Efforts continue to rescue and house county’s cat population
Kabletown resident Pat McCracken continues her efforts to rescue and assist stray cats within Jefferson County and beyond. Reaching from her own development of Avon Bend, McCracken rescues from the mountain communities to Shepherdstown and is now venturing into neighboring counties who seek her help.
McCracken’s efforts have helped to treat, vaccinate and spay and neuter hundreds of cats over the years. After treating the animals and making sure they are socialized, she works to find them homes if a return to their place of entrapment is not a viable return site.
“Sometimes people can feed and house them, but can’t afford to have them vaccinated or fixed,” McCracken said last week. “That’s where I come in to help them and then return the cat to them.”
Many of the cats are not so lucky to have a place to which they can return. Those cats, McCracken says, need homes. But, there are often not enough homes to be found.
Many of the cats McCracken rescues are wild and may not be suitable for indoor family living. Their ideal home would be a farm, and McCracken has several farmers who welcome new additions; however, there are simply not enough spots. She is currently searching for additional farms that would be willing to offer homes to these cats.
McCracken has shared, “I don’t think people understand how hard it is to find homes.” When speaking of a hope for farmsteads to offer housing, she said that the cats simply need some shelter and someone who is willing to feed and water them.
“They don’t need to be indoor cats,” she said. And, before the cats travel to a new home, they are spayed or neutered so they don’t breed, producing a new generation of homeless cats.
“And if the home doesn’t work out, I will take them back and find them a new home,” McCracken said.
Currently McCracken is seeking homes for more than 20 cats. The spring season sees an explosion in the cat population, she indicated, which makes her task even more difficult.
McCracken has been an animal rescue advocate in the area for about five years. She has developed an outreach with others who help feed and trap cats throughout the area. She then works with local veterinarians to address health issues and make the cats ready for homes.
McCracken said, trapping these cats and having the females spayed will help eliminate additional litters in the future. She has been able to trap, secure the treatments, provide “foster” housing through a recuperation period after surgery and then release the animals, sometimes back where they were found and sometimes at farms or other locations. But it is getting more and more difficult to keep up with the demand, she said.

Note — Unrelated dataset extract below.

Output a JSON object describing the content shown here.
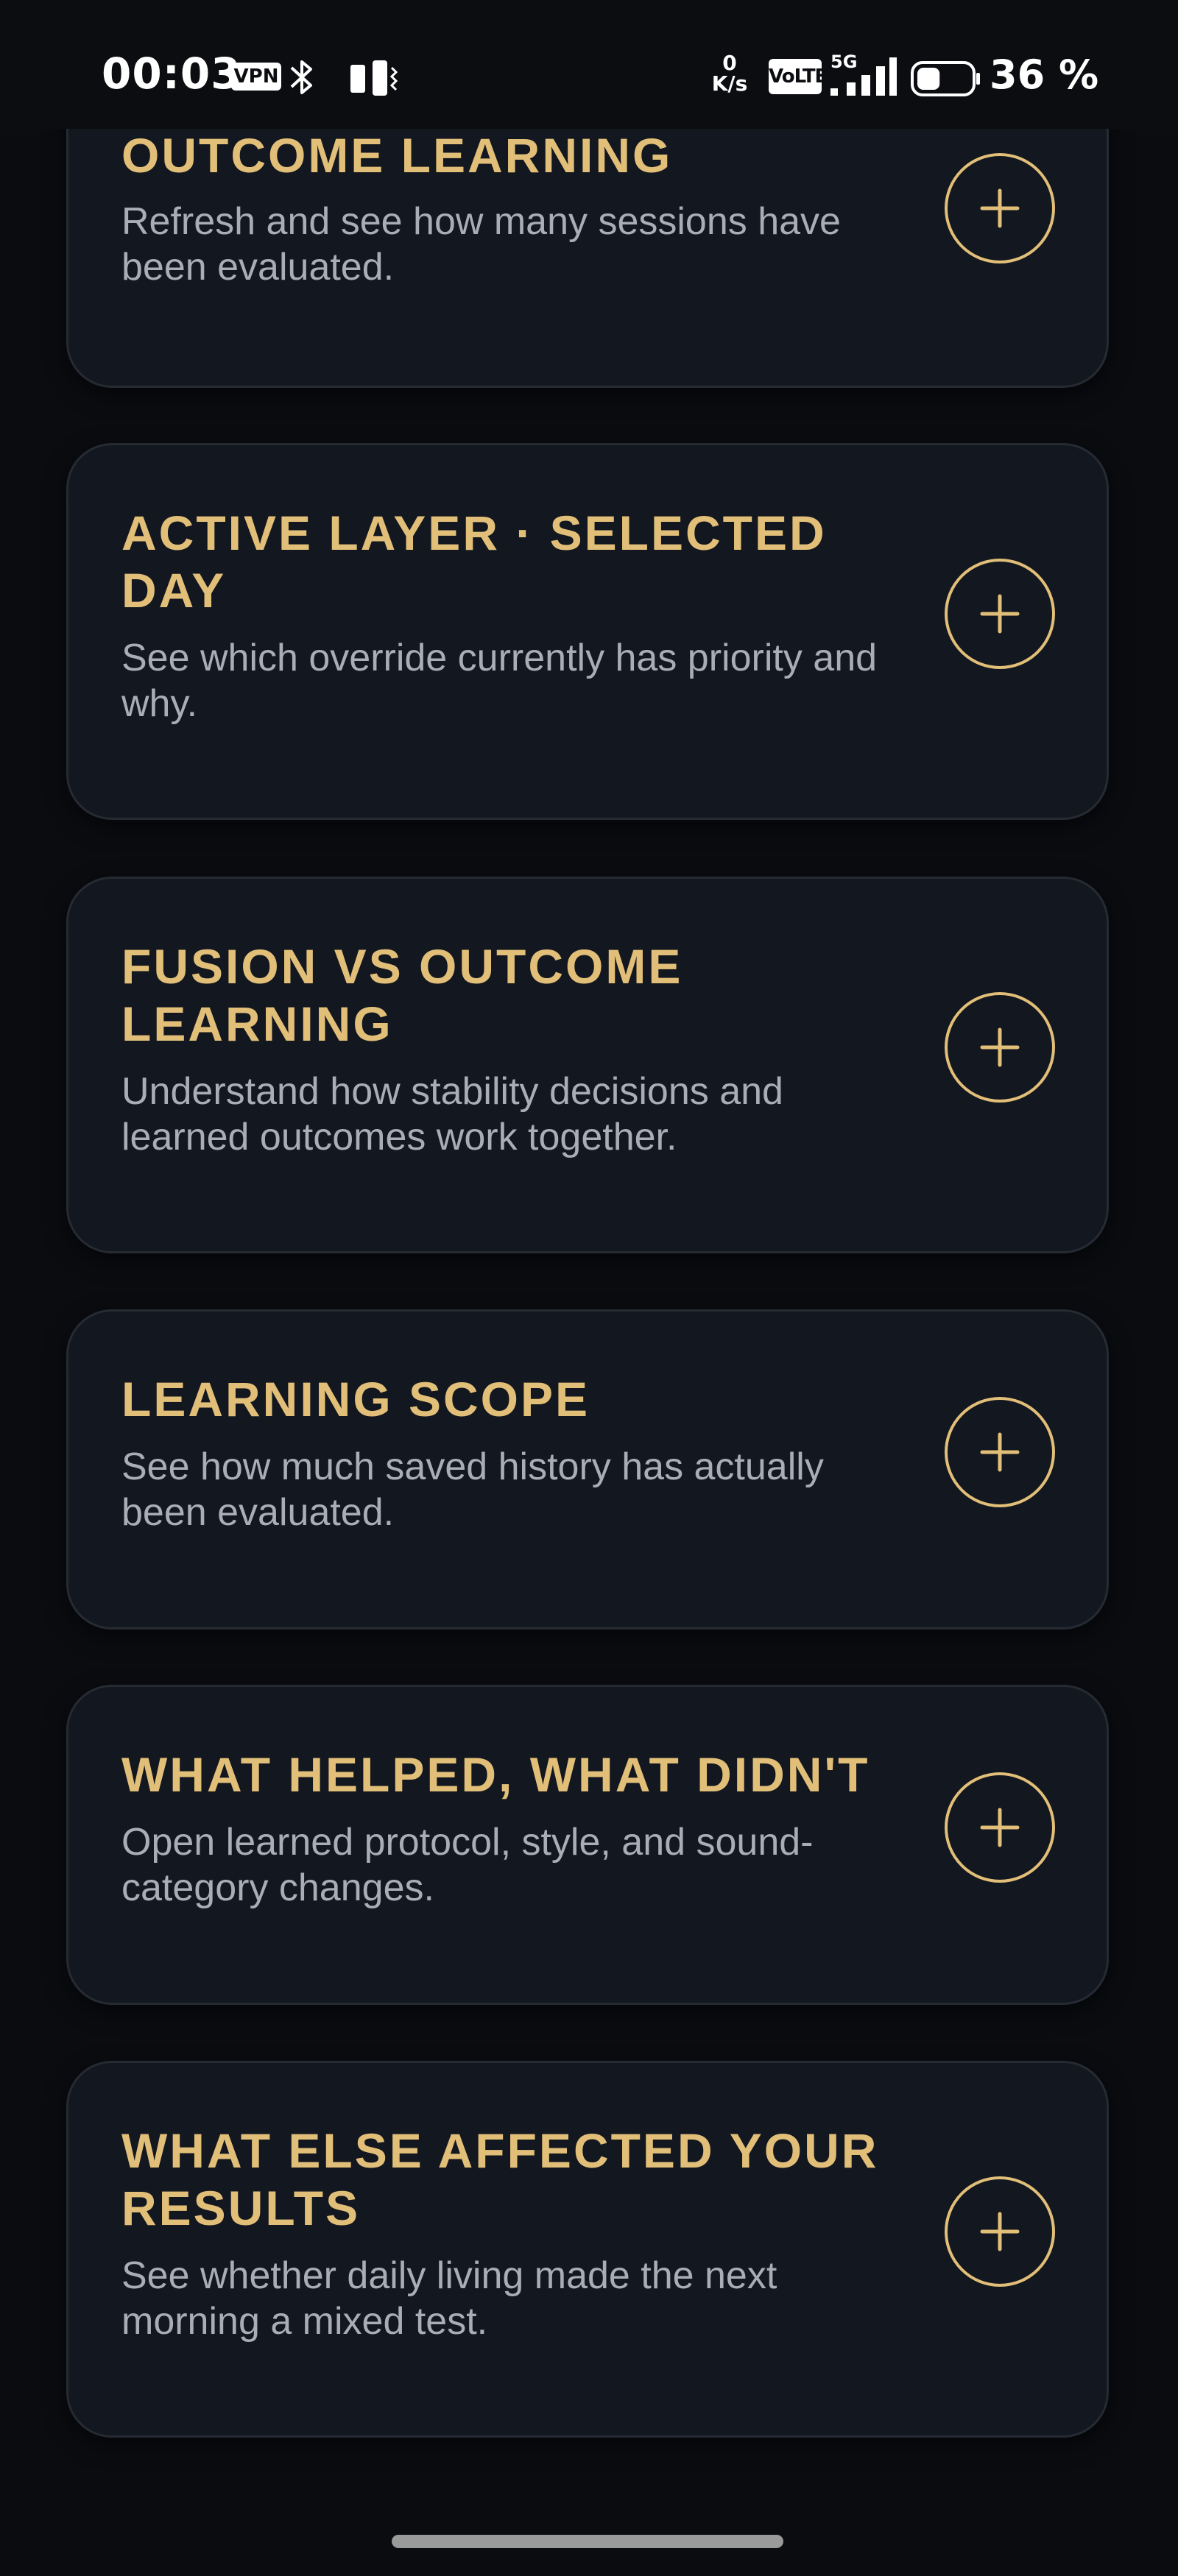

“The problem is increasing,” she said. She went on to explain that the financial, physical and emotional drain is often overwhelming.

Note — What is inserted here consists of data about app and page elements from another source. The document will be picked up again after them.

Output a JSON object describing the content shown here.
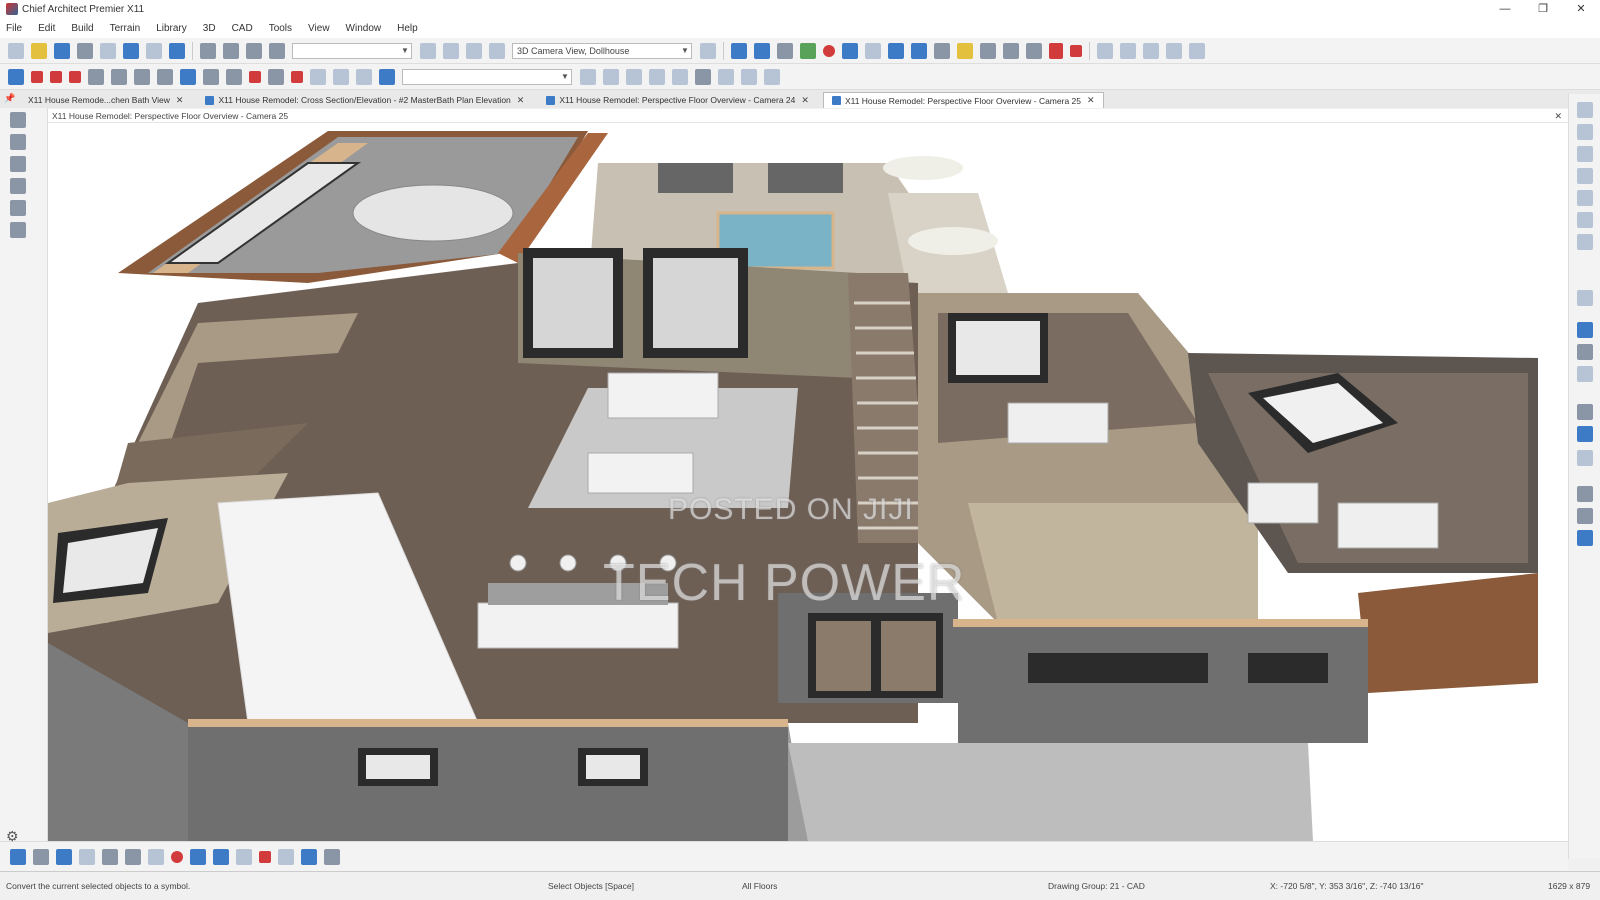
{
  "window": {
    "title": "Chief Architect Premier X11",
    "controls": [
      "—",
      "❐",
      "✕"
    ]
  },
  "menu": [
    "File",
    "Edit",
    "Build",
    "Terrain",
    "Library",
    "3D",
    "CAD",
    "Tools",
    "View",
    "Window",
    "Help"
  ],
  "toolbar": {
    "camera_combo": "3D Camera View, Dollhouse"
  },
  "tabs": [
    {
      "label": "X11 House Remode...chen Bath View",
      "active": false
    },
    {
      "label": "X11 House Remodel: Cross Section/Elevation - #2 MasterBath Plan Elevation",
      "active": false
    },
    {
      "label": "X11 House Remodel: Perspective Floor Overview - Camera 24",
      "active": false
    },
    {
      "label": "X11 House Remodel: Perspective Floor Overview - Camera 25",
      "active": true
    }
  ],
  "view_header": "X11 House Remodel: Perspective Floor Overview - Camera 25",
  "watermark": {
    "line1": "POSTED ON JIJI",
    "line2": "TECH POWER"
  },
  "status": {
    "hint": "Convert the current selected objects to a symbol.",
    "mode": "Select Objects [Space]",
    "floors": "All Floors",
    "group": "Drawing Group: 21 - CAD",
    "coords": "X: -720 5/8\", Y: 353 3/16\", Z: -740 13/16\"",
    "size": "1629 x 879"
  },
  "colors": {
    "floor_wood": "#6e5f55",
    "wall_top": "#d7b48c",
    "wall_grey": "#6f6f6f",
    "wall_tan": "#a89a84",
    "siding_brown": "#8a5a3a",
    "pool": "#7ab3c5",
    "rug": "#c9c9c9"
  }
}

“I can’t do it alone,” she said.
She encourages individuals to have their cats spayed or neutered; and if they need assistance, there are organizations to help.
“If nothing else, take them to a shelter,” she said, rather than simply leaving them loose. While Briggs and Jefferson County’s Animal Welfare are often “full” and won’t take additional cats, McCracken said that Berkeley County’s shelter will take them and make every effort to adopt them out.
Those who have questions about how to secure a lower cost spay or neutering may contact McCracken preferably via text message at 304-264-1618.
Those who are able and willing to assist with covering costs of care of these cats may contribute as they are able and any financial assistance would be greatly appreciated, McCracken said.
More importantly, any local farmer who has room for some farm cats are encouraged to contact her. Those wishing to adopt one of the kittens “fostering” with McCracken may also call.